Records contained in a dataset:
━━━━
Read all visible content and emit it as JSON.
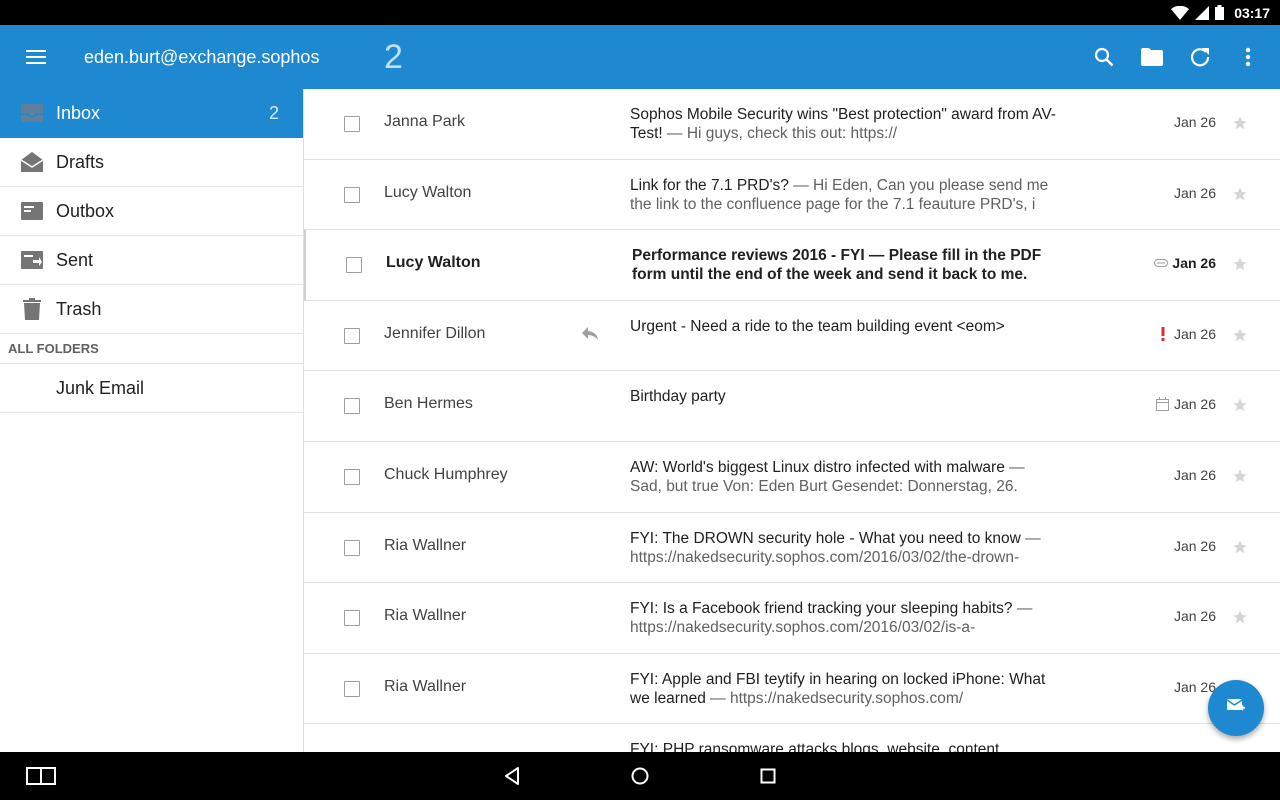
{
  "status_bar": {
    "time": "03:17",
    "icons": [
      "wifi-icon",
      "signal-icon",
      "battery-icon"
    ]
  },
  "app_bar": {
    "account": "eden.burt@exchange.sophos",
    "unread_count": "2",
    "color": "#1e88d1",
    "actions": [
      "search-icon",
      "folder-icon",
      "refresh-icon",
      "more-vert-icon"
    ]
  },
  "sidebar": {
    "folders": [
      {
        "label": "Inbox",
        "count": "2",
        "icon": "inbox-icon",
        "active": true
      },
      {
        "label": "Drafts",
        "count": "",
        "icon": "drafts-icon"
      },
      {
        "label": "Outbox",
        "count": "",
        "icon": "outbox-icon"
      },
      {
        "label": "Sent",
        "count": "",
        "icon": "sent-icon"
      },
      {
        "label": "Trash",
        "count": "",
        "icon": "trash-icon"
      }
    ],
    "section_header": "ALL FOLDERS",
    "sub_folders": [
      {
        "label": "Junk Email"
      }
    ]
  },
  "messages": [
    {
      "sender": "Janna Park",
      "subject": "Sophos Mobile Security wins \"Best protection\" award from AV-Test!",
      "snippet": "Hi guys, check this out: https://",
      "date": "Jan 26",
      "unread": false,
      "flag": ""
    },
    {
      "sender": "Lucy Walton",
      "subject": "Link for the 7.1 PRD's?",
      "snippet": "Hi Eden, Can you please send me the link to the confluence page for the 7.1 feauture PRD's, i",
      "date": "Jan 26",
      "unread": false,
      "flag": ""
    },
    {
      "sender": "Lucy Walton",
      "subject": "Performance reviews 2016 - FYI",
      "snippet": "Please fill in the PDF form until the end of the week and send it back to me.",
      "date": "Jan 26",
      "unread": true,
      "flag": "attachment-icon"
    },
    {
      "sender": "Jennifer Dillon",
      "subject": "Urgent - Need a ride to the team building event <eom>",
      "snippet": "",
      "date": "Jan 26",
      "unread": false,
      "flag": "important-icon",
      "replied": true
    },
    {
      "sender": "Ben Hermes",
      "subject": "Birthday party",
      "snippet": "",
      "date": "Jan 26",
      "unread": false,
      "flag": "calendar-icon"
    },
    {
      "sender": "Chuck Humphrey",
      "subject": "AW: World's biggest Linux distro infected with malware",
      "snippet": "Sad, but true Von: Eden Burt Gesendet: Donnerstag, 26.",
      "date": "Jan 26",
      "unread": false,
      "flag": ""
    },
    {
      "sender": "Ria Wallner",
      "subject": "FYI: The DROWN security hole - What you need to know",
      "snippet": "https://nakedsecurity.sophos.com/2016/03/02/the-drown-",
      "date": "Jan 26",
      "unread": false,
      "flag": ""
    },
    {
      "sender": "Ria Wallner",
      "subject": "FYI: Is a Facebook friend tracking your sleeping habits?",
      "snippet": "https://nakedsecurity.sophos.com/2016/03/02/is-a-",
      "date": "Jan 26",
      "unread": false,
      "flag": ""
    },
    {
      "sender": "Ria Wallner",
      "subject": "FYI: Apple and FBI teytify in hearing on locked iPhone: What we learned",
      "snippet": "https://nakedsecurity.sophos.com/",
      "date": "Jan 26",
      "unread": false,
      "flag": ""
    },
    {
      "sender": "",
      "subject": "FYI: PHP ransomware attacks blogs, website, content",
      "snippet": "",
      "date": "",
      "unread": false,
      "flag": "",
      "partial": true
    }
  ],
  "separator": " — ",
  "fab": {
    "icon": "compose-icon"
  },
  "nav_bar": {
    "buttons": [
      "multiwindow-icon",
      "back-icon",
      "home-icon",
      "recents-icon"
    ]
  }
}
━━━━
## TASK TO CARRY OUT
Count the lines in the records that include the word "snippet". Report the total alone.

## YOUR SOLUTION
10